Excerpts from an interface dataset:
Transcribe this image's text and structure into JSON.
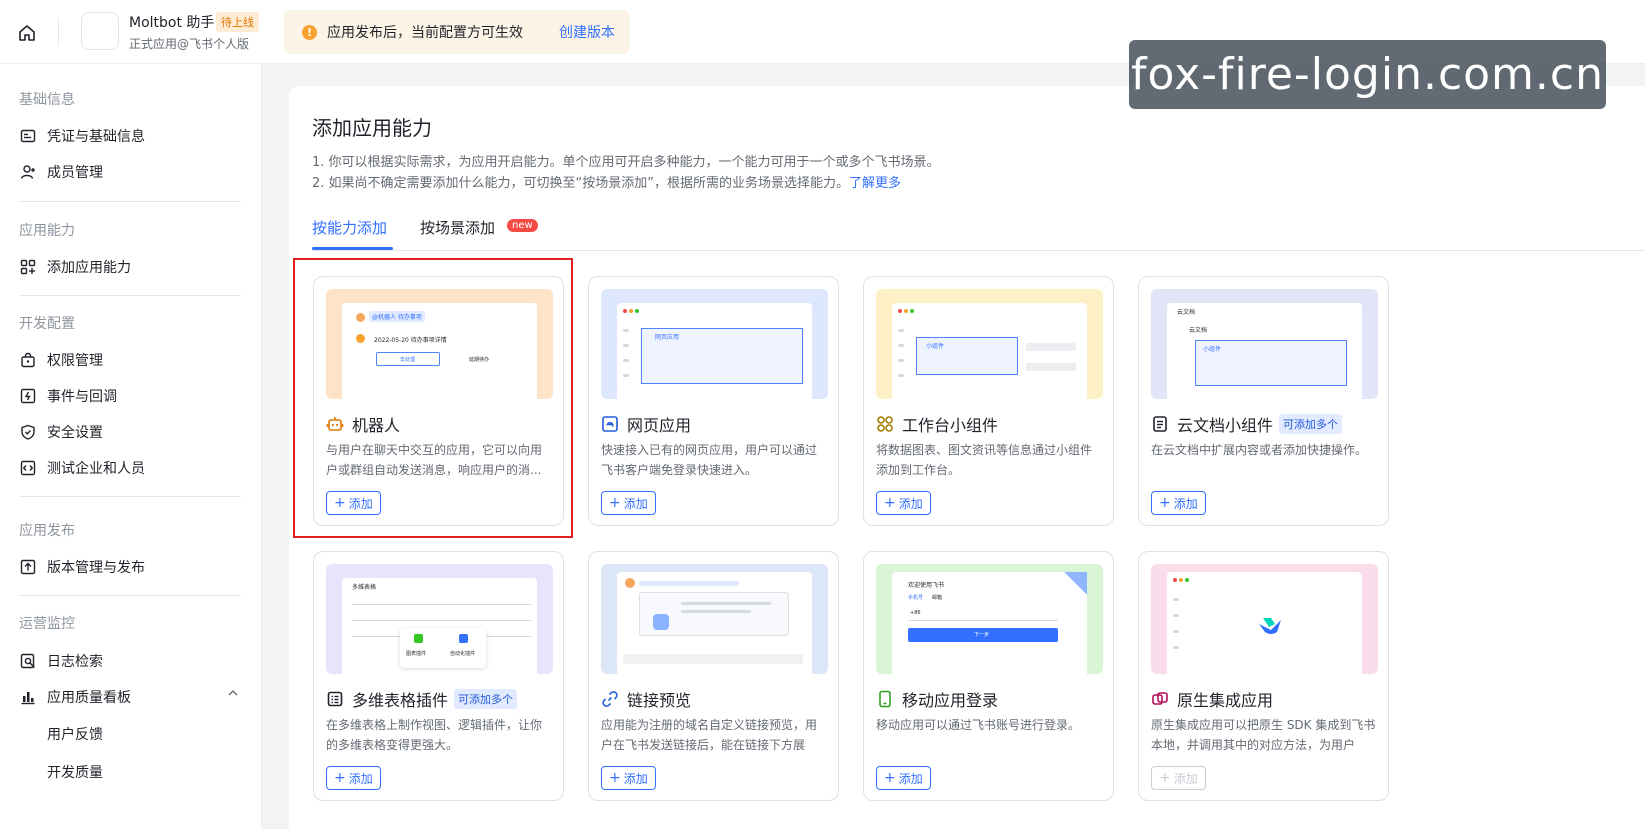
{
  "header": {
    "app_name": "Moltbot 助手",
    "status_badge": "待上线",
    "app_subtitle": "正式应用@飞书个人版",
    "notice_text": "应用发布后，当前配置方可生效",
    "notice_link": "创建版本"
  },
  "watermark": "fox-fire-login.com.cn",
  "sidebar": {
    "sections": [
      {
        "title": "基础信息",
        "items": [
          "凭证与基础信息",
          "成员管理"
        ]
      },
      {
        "title": "应用能力",
        "items": [
          "添加应用能力"
        ]
      },
      {
        "title": "开发配置",
        "items": [
          "权限管理",
          "事件与回调",
          "安全设置",
          "测试企业和人员"
        ]
      },
      {
        "title": "应用发布",
        "items": [
          "版本管理与发布"
        ]
      },
      {
        "title": "运营监控",
        "items": [
          "日志检索",
          "应用质量看板"
        ]
      }
    ],
    "sub_items": [
      "用户反馈",
      "开发质量"
    ]
  },
  "main": {
    "title": "添加应用能力",
    "desc1": "1. 你可以根据实际需求，为应用开启能力。单个应用可开启多种能力，一个能力可用于一个或多个飞书场景。",
    "desc2": "2. 如果尚不确定需要添加什么能力，可切换至“按场景添加”，根据所需的业务场景选择能力。",
    "desc2_link": "了解更多",
    "tabs": [
      "按能力添加",
      "按场景添加"
    ],
    "new_badge": "new",
    "add_label": "添加",
    "cards": [
      {
        "title": "机器人",
        "desc": "与用户在聊天中交互的应用，它可以向用户或群组自动发送消息，响应用户的消...",
        "icon": "robot-icon",
        "tag": ""
      },
      {
        "title": "网页应用",
        "desc": "快速接入已有的网页应用，用户可以通过飞书客户端免登录快速进入。",
        "icon": "web-app-icon",
        "tag": ""
      },
      {
        "title": "工作台小组件",
        "desc": "将数据图表、图文资讯等信息通过小组件添加到工作台。",
        "icon": "widget-icon",
        "tag": ""
      },
      {
        "title": "云文档小组件",
        "desc": "在云文档中扩展内容或者添加快捷操作。",
        "icon": "doc-icon",
        "tag": "可添加多个"
      },
      {
        "title": "多维表格插件",
        "desc": "在多维表格上制作视图、逻辑插件，让你的多维表格变得更强大。",
        "icon": "table-icon",
        "tag": "可添加多个"
      },
      {
        "title": "链接预览",
        "desc": "应用能为注册的域名自定义链接预览，用户在飞书发送链接后，能在链接下方展示...",
        "icon": "link-icon",
        "tag": ""
      },
      {
        "title": "移动应用登录",
        "desc": "移动应用可以通过飞书账号进行登录。",
        "icon": "mobile-icon",
        "tag": ""
      },
      {
        "title": "原生集成应用",
        "desc": "原生集成应用可以把原生 SDK 集成到飞书本地，并调用其中的对应方法，为用户提...",
        "icon": "native-icon",
        "tag": ""
      }
    ],
    "mock_text": {
      "robot_chip": "@机器人  待办事项",
      "robot_date": "2022-05-20 待办事项详情",
      "robot_btn1": "去处理",
      "robot_btn2": "延期待办",
      "web_box": "网页应用",
      "widget_box": "小组件",
      "doc_title": "云文档",
      "doc_sub": "云文档",
      "doc_box": "小组件",
      "table_title": "多维表格",
      "table_p1": "图表插件",
      "table_p2": "自动化插件",
      "mobile_title": "欢迎使用飞书",
      "mobile_tab1": "手机号",
      "mobile_tab2": "邮箱",
      "mobile_code": "+86",
      "mobile_btn": "下一步"
    }
  }
}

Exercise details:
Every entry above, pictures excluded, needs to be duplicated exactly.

Answer area:
Transcribe this image's text and structure into JSON.
{
  "header": {
    "app_name": "Moltbot 助手",
    "status_badge": "待上线",
    "app_subtitle": "正式应用@飞书个人版",
    "notice_text": "应用发布后，当前配置方可生效",
    "notice_link": "创建版本"
  },
  "watermark": "fox-fire-login.com.cn",
  "sidebar": {
    "sections": [
      {
        "title": "基础信息",
        "items": [
          "凭证与基础信息",
          "成员管理"
        ]
      },
      {
        "title": "应用能力",
        "items": [
          "添加应用能力"
        ]
      },
      {
        "title": "开发配置",
        "items": [
          "权限管理",
          "事件与回调",
          "安全设置",
          "测试企业和人员"
        ]
      },
      {
        "title": "应用发布",
        "items": [
          "版本管理与发布"
        ]
      },
      {
        "title": "运营监控",
        "items": [
          "日志检索",
          "应用质量看板"
        ]
      }
    ],
    "sub_items": [
      "用户反馈",
      "开发质量"
    ]
  },
  "main": {
    "title": "添加应用能力",
    "desc1": "1. 你可以根据实际需求，为应用开启能力。单个应用可开启多种能力，一个能力可用于一个或多个飞书场景。",
    "desc2": "2. 如果尚不确定需要添加什么能力，可切换至“按场景添加”，根据所需的业务场景选择能力。",
    "desc2_link": "了解更多",
    "tabs": [
      "按能力添加",
      "按场景添加"
    ],
    "new_badge": "new",
    "add_label": "添加",
    "cards": [
      {
        "title": "机器人",
        "desc": "与用户在聊天中交互的应用，它可以向用户或群组自动发送消息，响应用户的消...",
        "icon": "robot-icon",
        "tag": ""
      },
      {
        "title": "网页应用",
        "desc": "快速接入已有的网页应用，用户可以通过飞书客户端免登录快速进入。",
        "icon": "web-app-icon",
        "tag": ""
      },
      {
        "title": "工作台小组件",
        "desc": "将数据图表、图文资讯等信息通过小组件添加到工作台。",
        "icon": "widget-icon",
        "tag": ""
      },
      {
        "title": "云文档小组件",
        "desc": "在云文档中扩展内容或者添加快捷操作。",
        "icon": "doc-icon",
        "tag": "可添加多个"
      },
      {
        "title": "多维表格插件",
        "desc": "在多维表格上制作视图、逻辑插件，让你的多维表格变得更强大。",
        "icon": "table-icon",
        "tag": "可添加多个"
      },
      {
        "title": "链接预览",
        "desc": "应用能为注册的域名自定义链接预览，用户在飞书发送链接后，能在链接下方展示...",
        "icon": "link-icon",
        "tag": ""
      },
      {
        "title": "移动应用登录",
        "desc": "移动应用可以通过飞书账号进行登录。",
        "icon": "mobile-icon",
        "tag": ""
      },
      {
        "title": "原生集成应用",
        "desc": "原生集成应用可以把原生 SDK 集成到飞书本地，并调用其中的对应方法，为用户提...",
        "icon": "native-icon",
        "tag": ""
      }
    ],
    "mock_text": {
      "robot_chip": "@机器人  待办事项",
      "robot_date": "2022-05-20 待办事项详情",
      "robot_btn1": "去处理",
      "robot_btn2": "延期待办",
      "web_box": "网页应用",
      "widget_box": "小组件",
      "doc_title": "云文档",
      "doc_sub": "云文档",
      "doc_box": "小组件",
      "table_title": "多维表格",
      "table_p1": "图表插件",
      "table_p2": "自动化插件",
      "mobile_title": "欢迎使用飞书",
      "mobile_tab1": "手机号",
      "mobile_tab2": "邮箱",
      "mobile_code": "+86",
      "mobile_btn": "下一步"
    }
  }
}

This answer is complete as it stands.